As US aid cuts take a ruinous toll on women’s health, it is vital short-sighted ideology does not outweigh hard facts
It is no secret that the US president’s emergency plan for Aids relief, launched by George Bush in 2003, is one of the most successful public health campaigns in history. Known as Pepfar, it now reaches more than 14 million people with lifesaving HIV treatment. In the past 15 years, it has enabled more than 2.2 million children to be born free from HIV and has reached more than 15.2 million boys and men with voluntary medical circumcisions, a procedure that can prevent new HIV infections.

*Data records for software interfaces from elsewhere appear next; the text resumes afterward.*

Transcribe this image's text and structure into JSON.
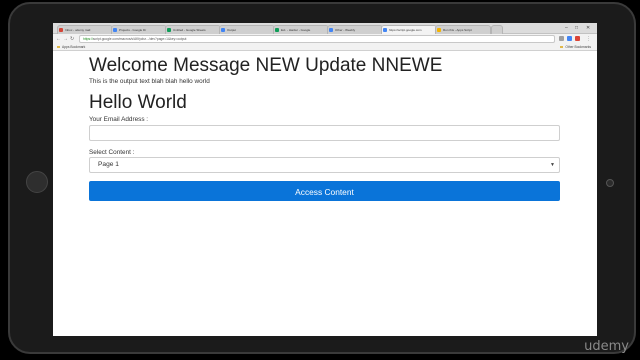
{
  "browser": {
    "tabs": [
      {
        "label": "Inbox - udemy mail",
        "color": "#d44638"
      },
      {
        "label": "Projects - Google Dr",
        "color": "#4285f4"
      },
      {
        "label": "Untitled - Google Sheets",
        "color": "#0f9d58"
      },
      {
        "label": "Output",
        "color": "#4285f4"
      },
      {
        "label": "Ext. - Harder - Google",
        "color": "#0f9d58"
      },
      {
        "label": "Other - Weebly",
        "color": "#4285f4"
      },
      {
        "label": "https://script.google.com",
        "color": "#4285f4"
      },
      {
        "label": "Run this - Apps Script",
        "color": "#f4b400"
      }
    ],
    "url_scheme": "https://",
    "url": "script.google.com/macros/s/AKfycbz.../dev?page=1&key=output",
    "bookmarks_left": "Apps Bookmark",
    "bookmarks_right": "Other Bookmarks"
  },
  "page": {
    "welcome_heading": "Welcome Message NEW Update NNEWE",
    "output_text": "This is the output text blah blah hello world",
    "hello_heading": "Hello World",
    "email_label": "Your Email Address :",
    "email_value": "",
    "select_label": "Select Content :",
    "select_value": "Page 1",
    "button_label": "Access Content"
  },
  "colors": {
    "button": "#0a74d9"
  },
  "watermark": "udemy"
}
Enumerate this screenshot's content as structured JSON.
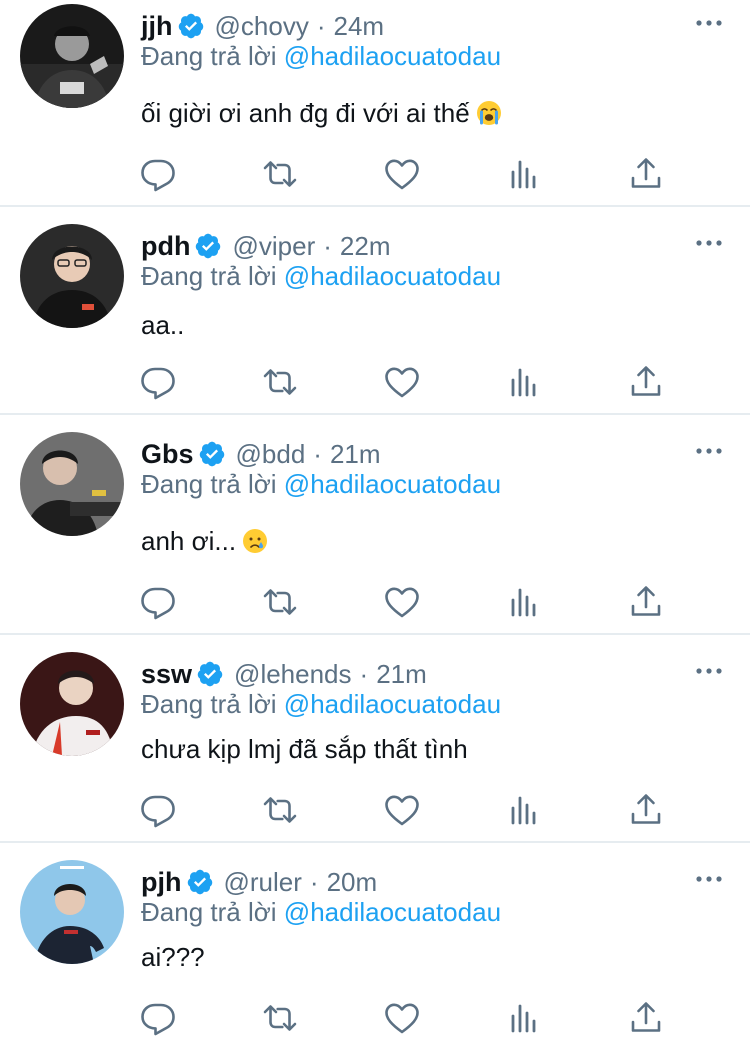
{
  "tweets": [
    {
      "name": "jjh",
      "handle": "@chovy",
      "dot": "·",
      "time": "24m",
      "reply_prefix": "Đang trả lời",
      "reply_to": "@hadilaocuatodau",
      "text": "ối giời ơi anh đg đi với ai thế",
      "emoji": "loudly-crying-face",
      "verified": true
    },
    {
      "name": "pdh",
      "handle": "@viper",
      "dot": "·",
      "time": "22m",
      "reply_prefix": "Đang trả lời",
      "reply_to": "@hadilaocuatodau",
      "text": "aa..",
      "emoji": "",
      "verified": true
    },
    {
      "name": "Gbs",
      "handle": "@bdd",
      "dot": "·",
      "time": "21m",
      "reply_prefix": "Đang trả lời",
      "reply_to": "@hadilaocuatodau",
      "text": "anh ơi...",
      "emoji": "crying-face",
      "verified": true
    },
    {
      "name": "ssw",
      "handle": "@lehends",
      "dot": "·",
      "time": "21m",
      "reply_prefix": "Đang trả lời",
      "reply_to": "@hadilaocuatodau",
      "text": "chưa kịp lmj đã sắp thất tình",
      "emoji": "",
      "verified": true
    },
    {
      "name": "pjh",
      "handle": "@ruler",
      "dot": "·",
      "time": "20m",
      "reply_prefix": "Đang trả lời",
      "reply_to": "@hadilaocuatodau",
      "text": "ai???",
      "emoji": "",
      "verified": true
    }
  ],
  "icons": {
    "reply": "reply-icon",
    "retweet": "retweet-icon",
    "like": "heart-icon",
    "stats": "analytics-icon",
    "share": "share-icon",
    "more": "more-icon",
    "verified": "verified-badge-icon"
  },
  "colors": {
    "accent": "#1da1f2",
    "secondary_text": "#5b7083",
    "primary_text": "#0f1419",
    "divider": "#e6ecf0"
  }
}
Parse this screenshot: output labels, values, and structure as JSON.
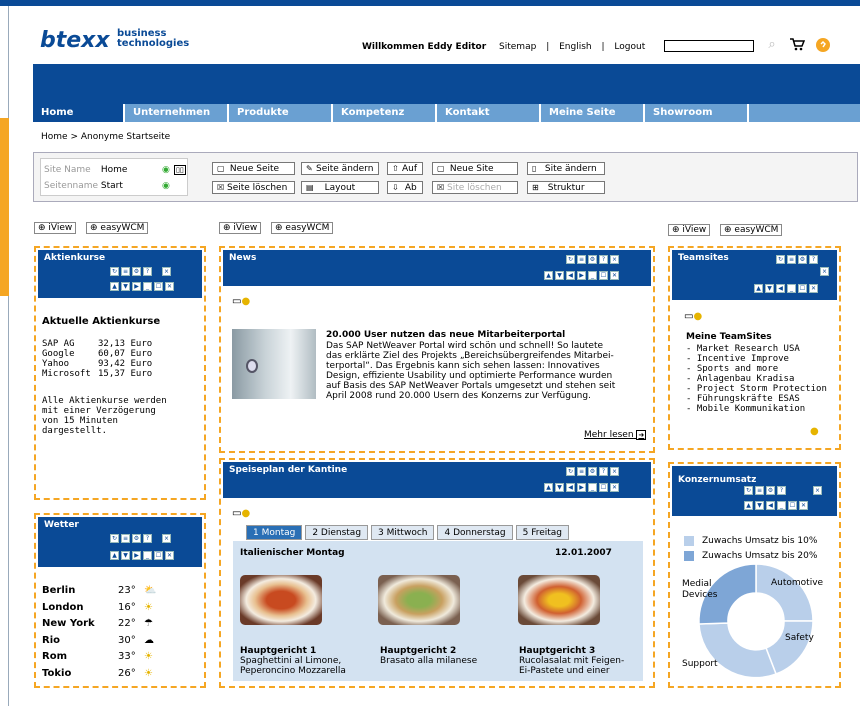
{
  "header": {
    "brand": "btexx",
    "brand_sub1": "business",
    "brand_sub2": "technologies",
    "welcome": "Willkommen Eddy Editor",
    "links": [
      "Sitemap",
      "English",
      "Logout"
    ],
    "search_value": ""
  },
  "nav": [
    "Home",
    "Unternehmen",
    "Produkte",
    "Kompetenz",
    "Kontakt",
    "Meine Seite",
    "Showroom"
  ],
  "breadcrumb": "Home > Anonyme Startseite",
  "edit": {
    "site_name_label": "Site Name",
    "site_name_value": "Home",
    "page_name_label": "Seitenname",
    "page_name_value": "Start",
    "buttons_row1": [
      "Neue Seite",
      "Seite ändern",
      "Auf",
      "Neue Site",
      "Site ändern"
    ],
    "buttons_row2": [
      "Seite löschen",
      "Layout",
      "Ab",
      "Site löschen",
      "Struktur"
    ]
  },
  "column_tabs": {
    "iview": "iView",
    "easywcm": "easyWCM"
  },
  "aktien": {
    "title": "Aktienkurse",
    "heading": "Aktuelle Aktienkurse",
    "rows": [
      {
        "name": "SAP AG",
        "value": "32,13 Euro"
      },
      {
        "name": "Google",
        "value": "60,07 Euro"
      },
      {
        "name": "Yahoo",
        "value": "93,42 Euro"
      },
      {
        "name": "Microsoft",
        "value": "15,37 Euro"
      }
    ],
    "note1": "Alle Aktienkurse werden",
    "note2": "mit einer Verzögerung",
    "note3": "von 15 Minuten",
    "note4": "dargestellt."
  },
  "wetter": {
    "title": "Wetter",
    "rows": [
      {
        "city": "Berlin",
        "temp": "23°"
      },
      {
        "city": "London",
        "temp": "16°"
      },
      {
        "city": "New York",
        "temp": "22°"
      },
      {
        "city": "Rio",
        "temp": "30°"
      },
      {
        "city": "Rom",
        "temp": "33°"
      },
      {
        "city": "Tokio",
        "temp": "26°"
      }
    ]
  },
  "news": {
    "title": "News",
    "headline": "20.000 User nutzen das neue Mitarbeiterportal",
    "lines": [
      "Das SAP NetWeaver Portal wird schön und schnell! So lautete",
      "das erklärte Ziel des Projekts „Bereichsübergreifendes Mitarbei-",
      "terportal“. Das Ergebnis kann sich sehen lassen: Innovatives",
      "Design, effiziente Usability und optimierte Performance wurden",
      "auf Basis des SAP NetWeaver Portals umgesetzt und stehen seit",
      "April 2008 rund 20.000 Usern des Konzerns zur Verfügung."
    ],
    "more": "Mehr lesen"
  },
  "speiseplan": {
    "title": "Speiseplan der Kantine",
    "tabs": [
      "1 Montag",
      "2 Dienstag",
      "3 Mittwoch",
      "4 Donnerstag",
      "5 Freitag"
    ],
    "day_title": "Italienischer Montag",
    "date": "12.01.2007",
    "dishes": [
      {
        "label": "Hauptgericht 1",
        "line1": "Spaghettini al Limone,",
        "line2": "Peperoncino Mozzarella"
      },
      {
        "label": "Hauptgericht 2",
        "line1": "Brasato alla milanese",
        "line2": ""
      },
      {
        "label": "Hauptgericht 3",
        "line1": "Rucolasalat mit Feigen-",
        "line2": "Ei-Pastete und einer"
      }
    ]
  },
  "teamsites": {
    "title": "Teamsites",
    "heading": "Meine TeamSites",
    "items": [
      "- Market Research USA",
      "- Incentive Improve",
      "- Sports and more",
      "- Anlagenbau Kradisa",
      "- Project Storm Protection",
      "- Führungskräfte ESAS",
      "- Mobile Kommunikation"
    ]
  },
  "umsatz": {
    "title": "Konzernumsatz",
    "legend": [
      {
        "label": "Zuwachs Umsatz bis 10%",
        "color": "#b9cfea"
      },
      {
        "label": "Zuwachs Umsatz bis 20%",
        "color": "#7ea6d6"
      }
    ],
    "labels": {
      "medial1": "Medial",
      "medial2": "Devices",
      "automotive": "Automotive",
      "safety": "Safety",
      "support": "Support"
    }
  },
  "colors": {
    "brand": "#0a4a96",
    "nav": "#6aa0d2",
    "accent": "#f5a623"
  }
}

However, Pepfar’s most striking accomplishment is the sharp drop in new HIV infections among adolescent girls and young women in sub-Saharan Africa. In just three years, these infections have declined by between 25% and 40% in nearly two-thirds of districts with the highest HIV prevalence.